#### TASK
Restate the records word for word, omitting nothing.
*** Block opens ***
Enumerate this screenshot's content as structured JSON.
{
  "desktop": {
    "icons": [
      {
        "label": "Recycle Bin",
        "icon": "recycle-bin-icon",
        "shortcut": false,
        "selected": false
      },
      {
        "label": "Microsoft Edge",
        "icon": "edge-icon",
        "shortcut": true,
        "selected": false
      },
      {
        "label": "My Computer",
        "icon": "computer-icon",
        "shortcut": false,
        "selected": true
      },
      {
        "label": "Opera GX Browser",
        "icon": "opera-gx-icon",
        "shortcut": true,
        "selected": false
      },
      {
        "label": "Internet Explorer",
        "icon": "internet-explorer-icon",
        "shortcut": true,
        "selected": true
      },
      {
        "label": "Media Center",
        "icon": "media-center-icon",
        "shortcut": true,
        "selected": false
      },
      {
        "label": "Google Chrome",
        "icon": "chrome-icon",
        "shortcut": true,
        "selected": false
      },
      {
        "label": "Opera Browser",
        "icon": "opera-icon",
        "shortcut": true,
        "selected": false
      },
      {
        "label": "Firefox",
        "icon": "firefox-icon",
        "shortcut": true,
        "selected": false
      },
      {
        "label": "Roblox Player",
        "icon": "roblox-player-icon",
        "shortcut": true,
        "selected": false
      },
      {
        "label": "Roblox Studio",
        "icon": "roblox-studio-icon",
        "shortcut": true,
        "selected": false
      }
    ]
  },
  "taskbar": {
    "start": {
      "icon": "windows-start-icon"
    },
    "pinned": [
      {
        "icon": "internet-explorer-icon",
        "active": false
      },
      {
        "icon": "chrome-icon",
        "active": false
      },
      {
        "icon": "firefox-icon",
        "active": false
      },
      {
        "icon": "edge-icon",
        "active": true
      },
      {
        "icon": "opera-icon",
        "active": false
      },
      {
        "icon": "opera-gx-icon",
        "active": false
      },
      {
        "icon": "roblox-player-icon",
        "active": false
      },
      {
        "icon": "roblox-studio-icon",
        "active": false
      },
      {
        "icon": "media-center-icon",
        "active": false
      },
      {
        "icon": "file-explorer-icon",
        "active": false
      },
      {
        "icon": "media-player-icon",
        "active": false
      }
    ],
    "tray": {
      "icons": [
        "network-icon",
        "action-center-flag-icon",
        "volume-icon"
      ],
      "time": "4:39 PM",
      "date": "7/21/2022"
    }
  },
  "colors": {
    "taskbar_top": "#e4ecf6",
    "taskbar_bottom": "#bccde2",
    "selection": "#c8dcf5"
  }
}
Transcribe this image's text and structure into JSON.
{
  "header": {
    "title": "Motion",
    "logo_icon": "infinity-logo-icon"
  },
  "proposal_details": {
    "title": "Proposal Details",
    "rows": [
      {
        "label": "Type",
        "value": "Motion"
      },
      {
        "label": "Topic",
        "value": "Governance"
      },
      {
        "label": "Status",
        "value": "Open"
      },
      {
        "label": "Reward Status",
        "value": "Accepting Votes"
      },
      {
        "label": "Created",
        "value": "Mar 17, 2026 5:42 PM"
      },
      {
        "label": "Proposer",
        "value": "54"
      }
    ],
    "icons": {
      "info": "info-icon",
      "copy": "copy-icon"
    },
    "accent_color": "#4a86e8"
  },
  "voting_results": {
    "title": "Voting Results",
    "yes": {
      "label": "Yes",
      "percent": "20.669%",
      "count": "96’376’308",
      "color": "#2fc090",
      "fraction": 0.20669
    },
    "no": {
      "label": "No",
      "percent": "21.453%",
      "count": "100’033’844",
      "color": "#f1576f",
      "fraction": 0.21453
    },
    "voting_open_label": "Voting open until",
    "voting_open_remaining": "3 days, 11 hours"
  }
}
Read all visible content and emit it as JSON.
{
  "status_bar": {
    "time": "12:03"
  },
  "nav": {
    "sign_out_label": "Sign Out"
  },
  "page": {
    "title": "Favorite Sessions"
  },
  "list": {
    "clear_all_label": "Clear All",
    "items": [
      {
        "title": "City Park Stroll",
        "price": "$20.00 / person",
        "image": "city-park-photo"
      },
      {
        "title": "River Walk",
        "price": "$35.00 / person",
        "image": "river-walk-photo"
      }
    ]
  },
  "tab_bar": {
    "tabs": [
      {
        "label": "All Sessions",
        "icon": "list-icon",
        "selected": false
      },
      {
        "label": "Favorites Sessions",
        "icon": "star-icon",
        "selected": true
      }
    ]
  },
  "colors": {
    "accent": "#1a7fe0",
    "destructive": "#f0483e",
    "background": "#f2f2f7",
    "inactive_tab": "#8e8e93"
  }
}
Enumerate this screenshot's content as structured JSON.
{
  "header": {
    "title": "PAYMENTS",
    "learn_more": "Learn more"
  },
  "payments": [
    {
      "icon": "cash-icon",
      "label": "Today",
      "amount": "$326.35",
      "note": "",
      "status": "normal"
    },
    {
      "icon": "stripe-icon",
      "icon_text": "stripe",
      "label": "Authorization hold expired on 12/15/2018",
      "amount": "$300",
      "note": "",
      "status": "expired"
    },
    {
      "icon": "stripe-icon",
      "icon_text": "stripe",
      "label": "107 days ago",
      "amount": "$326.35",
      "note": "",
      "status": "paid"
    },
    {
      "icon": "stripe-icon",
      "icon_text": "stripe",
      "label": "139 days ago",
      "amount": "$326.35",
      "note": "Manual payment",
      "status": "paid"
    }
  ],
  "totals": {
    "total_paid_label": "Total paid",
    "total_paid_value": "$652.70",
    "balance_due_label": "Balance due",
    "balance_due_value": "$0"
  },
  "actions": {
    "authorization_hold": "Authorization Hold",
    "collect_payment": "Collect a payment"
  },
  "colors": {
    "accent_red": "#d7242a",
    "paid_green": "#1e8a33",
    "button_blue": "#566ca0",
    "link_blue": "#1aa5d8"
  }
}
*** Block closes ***
#### ANSWER TO THE EXERCISE
Enumerate this screenshot's content as structured JSON.
{
  "desktop": {
    "icons": [
      {
        "label": "Recycle Bin",
        "icon": "recycle-bin-icon",
        "shortcut": false,
        "selected": false
      },
      {
        "label": "Microsoft Edge",
        "icon": "edge-icon",
        "shortcut": true,
        "selected": false
      },
      {
        "label": "My Computer",
        "icon": "computer-icon",
        "shortcut": false,
        "selected": true
      },
      {
        "label": "Opera GX Browser",
        "icon": "opera-gx-icon",
        "shortcut": true,
        "selected": false
      },
      {
        "label": "Internet Explorer",
        "icon": "internet-explorer-icon",
        "shortcut": true,
        "selected": true
      },
      {
        "label": "Media Center",
        "icon": "media-center-icon",
        "shortcut": true,
        "selected": false
      },
      {
        "label": "Google Chrome",
        "icon": "chrome-icon",
        "shortcut": true,
        "selected": false
      },
      {
        "label": "Opera Browser",
        "icon": "opera-icon",
        "shortcut": true,
        "selected": false
      },
      {
        "label": "Firefox",
        "icon": "firefox-icon",
        "shortcut": true,
        "selected": false
      },
      {
        "label": "Roblox Player",
        "icon": "roblox-player-icon",
        "shortcut": true,
        "selected": false
      },
      {
        "label": "Roblox Studio",
        "icon": "roblox-studio-icon",
        "shortcut": true,
        "selected": false
      }
    ]
  },
  "taskbar": {
    "start": {
      "icon": "windows-start-icon"
    },
    "pinned": [
      {
        "icon": "internet-explorer-icon",
        "active": false
      },
      {
        "icon": "chrome-icon",
        "active": false
      },
      {
        "icon": "firefox-icon",
        "active": false
      },
      {
        "icon": "edge-icon",
        "active": true
      },
      {
        "icon": "opera-icon",
        "active": false
      },
      {
        "icon": "opera-gx-icon",
        "active": false
      },
      {
        "icon": "roblox-player-icon",
        "active": false
      },
      {
        "icon": "roblox-studio-icon",
        "active": false
      },
      {
        "icon": "media-center-icon",
        "active": false
      },
      {
        "icon": "file-explorer-icon",
        "active": false
      },
      {
        "icon": "media-player-icon",
        "active": false
      }
    ],
    "tray": {
      "icons": [
        "network-icon",
        "action-center-flag-icon",
        "volume-icon"
      ],
      "time": "4:39 PM",
      "date": "7/21/2022"
    }
  },
  "colors": {
    "taskbar_top": "#e4ecf6",
    "taskbar_bottom": "#bccde2",
    "selection": "#c8dcf5"
  }
}
Transcribe this image's text and structure into JSON.
{
  "header": {
    "title": "Motion",
    "logo_icon": "infinity-logo-icon"
  },
  "proposal_details": {
    "title": "Proposal Details",
    "rows": [
      {
        "label": "Type",
        "value": "Motion"
      },
      {
        "label": "Topic",
        "value": "Governance"
      },
      {
        "label": "Status",
        "value": "Open"
      },
      {
        "label": "Reward Status",
        "value": "Accepting Votes"
      },
      {
        "label": "Created",
        "value": "Mar 17, 2026 5:42 PM"
      },
      {
        "label": "Proposer",
        "value": "54"
      }
    ],
    "icons": {
      "info": "info-icon",
      "copy": "copy-icon"
    },
    "accent_color": "#4a86e8"
  },
  "voting_results": {
    "title": "Voting Results",
    "yes": {
      "label": "Yes",
      "percent": "20.669%",
      "count": "96’376’308",
      "color": "#2fc090",
      "fraction": 0.20669
    },
    "no": {
      "label": "No",
      "percent": "21.453%",
      "count": "100’033’844",
      "color": "#f1576f",
      "fraction": 0.21453
    },
    "voting_open_label": "Voting open until",
    "voting_open_remaining": "3 days, 11 hours"
  }
}
Read all visible content and emit it as JSON.
{
  "status_bar": {
    "time": "12:03"
  },
  "nav": {
    "sign_out_label": "Sign Out"
  },
  "page": {
    "title": "Favorite Sessions"
  },
  "list": {
    "clear_all_label": "Clear All",
    "items": [
      {
        "title": "City Park Stroll",
        "price": "$20.00 / person",
        "image": "city-park-photo"
      },
      {
        "title": "River Walk",
        "price": "$35.00 / person",
        "image": "river-walk-photo"
      }
    ]
  },
  "tab_bar": {
    "tabs": [
      {
        "label": "All Sessions",
        "icon": "list-icon",
        "selected": false
      },
      {
        "label": "Favorites Sessions",
        "icon": "star-icon",
        "selected": true
      }
    ]
  },
  "colors": {
    "accent": "#1a7fe0",
    "destructive": "#f0483e",
    "background": "#f2f2f7",
    "inactive_tab": "#8e8e93"
  }
}
Enumerate this screenshot's content as structured JSON.
{
  "header": {
    "title": "PAYMENTS",
    "learn_more": "Learn more"
  },
  "payments": [
    {
      "icon": "cash-icon",
      "label": "Today",
      "amount": "$326.35",
      "note": "",
      "status": "normal"
    },
    {
      "icon": "stripe-icon",
      "icon_text": "stripe",
      "label": "Authorization hold expired on 12/15/2018",
      "amount": "$300",
      "note": "",
      "status": "expired"
    },
    {
      "icon": "stripe-icon",
      "icon_text": "stripe",
      "label": "107 days ago",
      "amount": "$326.35",
      "note": "",
      "status": "paid"
    },
    {
      "icon": "stripe-icon",
      "icon_text": "stripe",
      "label": "139 days ago",
      "amount": "$326.35",
      "note": "Manual payment",
      "status": "paid"
    }
  ],
  "totals": {
    "total_paid_label": "Total paid",
    "total_paid_value": "$652.70",
    "balance_due_label": "Balance due",
    "balance_due_value": "$0"
  },
  "actions": {
    "authorization_hold": "Authorization Hold",
    "collect_payment": "Collect a payment"
  },
  "colors": {
    "accent_red": "#d7242a",
    "paid_green": "#1e8a33",
    "button_blue": "#566ca0",
    "link_blue": "#1aa5d8"
  }
}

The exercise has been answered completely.